TASK STATEMENT: Only the lines containing "Image" should appear in the answer, copied from the listing below.
··· EXERCISE DATA
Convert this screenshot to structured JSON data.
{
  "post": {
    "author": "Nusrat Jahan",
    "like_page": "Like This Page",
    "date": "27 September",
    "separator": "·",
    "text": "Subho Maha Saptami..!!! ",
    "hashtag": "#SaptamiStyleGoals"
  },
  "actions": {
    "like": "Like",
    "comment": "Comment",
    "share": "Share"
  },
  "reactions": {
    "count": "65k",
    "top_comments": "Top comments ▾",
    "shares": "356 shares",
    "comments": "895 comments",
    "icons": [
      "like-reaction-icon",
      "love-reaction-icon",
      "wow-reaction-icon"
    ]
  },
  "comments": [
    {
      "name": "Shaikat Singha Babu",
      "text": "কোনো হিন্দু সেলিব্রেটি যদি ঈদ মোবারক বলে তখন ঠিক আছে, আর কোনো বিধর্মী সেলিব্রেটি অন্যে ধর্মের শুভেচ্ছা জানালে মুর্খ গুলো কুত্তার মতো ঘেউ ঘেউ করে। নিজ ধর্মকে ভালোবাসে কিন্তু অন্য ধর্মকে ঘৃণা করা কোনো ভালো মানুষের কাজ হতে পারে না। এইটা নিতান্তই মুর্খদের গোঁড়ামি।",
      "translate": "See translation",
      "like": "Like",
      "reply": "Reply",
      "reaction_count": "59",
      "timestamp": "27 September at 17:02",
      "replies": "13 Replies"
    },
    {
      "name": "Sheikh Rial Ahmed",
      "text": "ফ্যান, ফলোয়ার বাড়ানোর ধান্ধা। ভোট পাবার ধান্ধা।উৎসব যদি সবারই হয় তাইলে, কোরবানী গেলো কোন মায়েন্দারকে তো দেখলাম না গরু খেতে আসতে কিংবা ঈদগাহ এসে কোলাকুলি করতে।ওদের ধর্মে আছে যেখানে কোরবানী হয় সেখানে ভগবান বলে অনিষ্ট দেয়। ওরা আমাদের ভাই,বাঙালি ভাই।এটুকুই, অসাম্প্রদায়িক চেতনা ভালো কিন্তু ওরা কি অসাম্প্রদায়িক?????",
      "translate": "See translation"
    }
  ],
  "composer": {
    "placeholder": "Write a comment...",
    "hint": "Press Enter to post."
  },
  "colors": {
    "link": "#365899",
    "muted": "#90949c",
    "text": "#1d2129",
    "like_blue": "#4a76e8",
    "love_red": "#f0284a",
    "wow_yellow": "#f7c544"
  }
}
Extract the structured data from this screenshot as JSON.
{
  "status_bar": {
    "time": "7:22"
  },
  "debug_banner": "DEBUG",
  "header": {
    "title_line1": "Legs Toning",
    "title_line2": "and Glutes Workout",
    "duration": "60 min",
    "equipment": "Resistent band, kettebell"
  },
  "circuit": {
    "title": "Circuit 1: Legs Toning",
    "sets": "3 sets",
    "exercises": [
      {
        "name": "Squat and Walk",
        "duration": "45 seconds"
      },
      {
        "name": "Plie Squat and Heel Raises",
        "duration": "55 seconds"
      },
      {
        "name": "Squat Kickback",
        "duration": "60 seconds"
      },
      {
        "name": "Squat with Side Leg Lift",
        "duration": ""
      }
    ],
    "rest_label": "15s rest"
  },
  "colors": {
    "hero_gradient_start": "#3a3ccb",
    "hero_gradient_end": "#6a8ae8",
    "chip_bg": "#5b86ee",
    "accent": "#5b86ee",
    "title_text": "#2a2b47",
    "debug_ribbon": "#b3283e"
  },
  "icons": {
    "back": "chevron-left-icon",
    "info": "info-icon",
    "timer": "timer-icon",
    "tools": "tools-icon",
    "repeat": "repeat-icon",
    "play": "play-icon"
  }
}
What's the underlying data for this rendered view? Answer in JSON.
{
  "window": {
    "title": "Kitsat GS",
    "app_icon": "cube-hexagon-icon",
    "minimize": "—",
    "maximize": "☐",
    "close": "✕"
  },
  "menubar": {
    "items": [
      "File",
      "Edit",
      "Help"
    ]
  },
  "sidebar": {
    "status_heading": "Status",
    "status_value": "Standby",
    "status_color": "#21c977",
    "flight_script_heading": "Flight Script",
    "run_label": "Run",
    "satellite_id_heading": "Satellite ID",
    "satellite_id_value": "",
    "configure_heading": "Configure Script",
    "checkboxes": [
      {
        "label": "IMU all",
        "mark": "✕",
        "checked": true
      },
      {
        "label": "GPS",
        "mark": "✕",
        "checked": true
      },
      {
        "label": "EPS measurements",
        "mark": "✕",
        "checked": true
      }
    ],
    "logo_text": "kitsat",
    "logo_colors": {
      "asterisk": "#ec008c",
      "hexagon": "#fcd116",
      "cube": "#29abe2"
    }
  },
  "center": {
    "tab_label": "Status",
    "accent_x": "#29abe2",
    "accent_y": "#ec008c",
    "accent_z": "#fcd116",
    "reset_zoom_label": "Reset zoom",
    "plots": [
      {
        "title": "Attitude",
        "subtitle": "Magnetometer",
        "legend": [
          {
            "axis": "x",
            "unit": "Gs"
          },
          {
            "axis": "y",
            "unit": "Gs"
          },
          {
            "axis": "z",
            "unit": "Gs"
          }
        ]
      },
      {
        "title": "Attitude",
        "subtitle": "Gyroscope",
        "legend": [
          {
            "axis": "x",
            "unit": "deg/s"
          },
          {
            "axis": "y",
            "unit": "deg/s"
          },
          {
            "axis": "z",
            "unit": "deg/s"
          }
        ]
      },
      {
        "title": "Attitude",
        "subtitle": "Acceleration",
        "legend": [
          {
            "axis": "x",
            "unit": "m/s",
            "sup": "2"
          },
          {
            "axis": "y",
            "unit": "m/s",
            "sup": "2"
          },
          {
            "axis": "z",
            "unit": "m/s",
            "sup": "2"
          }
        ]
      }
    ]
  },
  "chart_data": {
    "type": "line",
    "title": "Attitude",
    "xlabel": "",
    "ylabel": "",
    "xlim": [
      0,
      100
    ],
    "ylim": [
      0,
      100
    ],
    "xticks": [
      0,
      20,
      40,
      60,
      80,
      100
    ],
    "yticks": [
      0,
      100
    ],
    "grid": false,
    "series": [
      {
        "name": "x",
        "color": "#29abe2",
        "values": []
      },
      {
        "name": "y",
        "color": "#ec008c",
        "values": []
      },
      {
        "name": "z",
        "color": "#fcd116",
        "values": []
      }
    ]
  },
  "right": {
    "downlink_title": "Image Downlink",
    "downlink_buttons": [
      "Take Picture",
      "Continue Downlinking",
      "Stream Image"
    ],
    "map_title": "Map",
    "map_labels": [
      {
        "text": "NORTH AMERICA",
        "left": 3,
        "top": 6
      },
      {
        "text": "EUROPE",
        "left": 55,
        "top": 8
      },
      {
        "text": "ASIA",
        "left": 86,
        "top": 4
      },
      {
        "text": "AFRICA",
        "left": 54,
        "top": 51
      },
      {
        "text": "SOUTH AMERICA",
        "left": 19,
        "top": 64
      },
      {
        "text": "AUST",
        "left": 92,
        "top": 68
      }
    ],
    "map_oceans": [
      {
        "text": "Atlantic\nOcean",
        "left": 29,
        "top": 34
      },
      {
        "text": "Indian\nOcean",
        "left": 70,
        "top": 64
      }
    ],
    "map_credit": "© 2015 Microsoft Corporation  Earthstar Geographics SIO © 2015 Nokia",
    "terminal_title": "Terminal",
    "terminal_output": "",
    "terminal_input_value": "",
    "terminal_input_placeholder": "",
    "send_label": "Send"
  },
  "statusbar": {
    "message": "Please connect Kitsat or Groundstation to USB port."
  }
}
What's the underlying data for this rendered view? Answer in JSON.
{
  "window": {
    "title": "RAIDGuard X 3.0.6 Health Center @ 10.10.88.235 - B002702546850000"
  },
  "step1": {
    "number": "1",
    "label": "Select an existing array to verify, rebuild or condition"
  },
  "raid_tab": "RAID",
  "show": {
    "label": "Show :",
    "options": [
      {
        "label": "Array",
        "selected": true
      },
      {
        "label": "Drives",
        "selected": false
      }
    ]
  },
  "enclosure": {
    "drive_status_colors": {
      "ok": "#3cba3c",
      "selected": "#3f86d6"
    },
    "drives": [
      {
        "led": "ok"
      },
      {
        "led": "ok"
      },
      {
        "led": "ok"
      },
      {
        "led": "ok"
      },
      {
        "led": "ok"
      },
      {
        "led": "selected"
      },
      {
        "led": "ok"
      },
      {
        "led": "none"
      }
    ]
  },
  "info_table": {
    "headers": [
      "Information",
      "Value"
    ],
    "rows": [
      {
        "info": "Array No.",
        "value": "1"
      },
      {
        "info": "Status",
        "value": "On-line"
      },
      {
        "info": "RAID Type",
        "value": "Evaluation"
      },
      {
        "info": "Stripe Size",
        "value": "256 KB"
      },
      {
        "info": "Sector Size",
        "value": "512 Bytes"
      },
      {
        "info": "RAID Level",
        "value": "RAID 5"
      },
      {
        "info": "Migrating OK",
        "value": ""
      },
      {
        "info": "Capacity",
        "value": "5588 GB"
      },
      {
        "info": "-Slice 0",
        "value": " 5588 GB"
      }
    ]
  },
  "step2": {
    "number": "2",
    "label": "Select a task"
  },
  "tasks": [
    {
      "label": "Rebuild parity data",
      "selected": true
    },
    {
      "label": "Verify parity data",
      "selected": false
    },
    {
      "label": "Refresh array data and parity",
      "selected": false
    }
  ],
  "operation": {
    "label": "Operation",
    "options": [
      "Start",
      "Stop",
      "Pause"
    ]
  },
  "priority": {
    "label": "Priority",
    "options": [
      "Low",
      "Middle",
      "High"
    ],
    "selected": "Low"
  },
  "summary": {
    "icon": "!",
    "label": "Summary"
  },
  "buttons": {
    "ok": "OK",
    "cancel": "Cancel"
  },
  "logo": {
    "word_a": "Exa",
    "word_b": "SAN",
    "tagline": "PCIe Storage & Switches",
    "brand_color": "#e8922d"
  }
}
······
TASK ANSWER:
    "downlink_title": "Image Downlink",
      "Stream Image"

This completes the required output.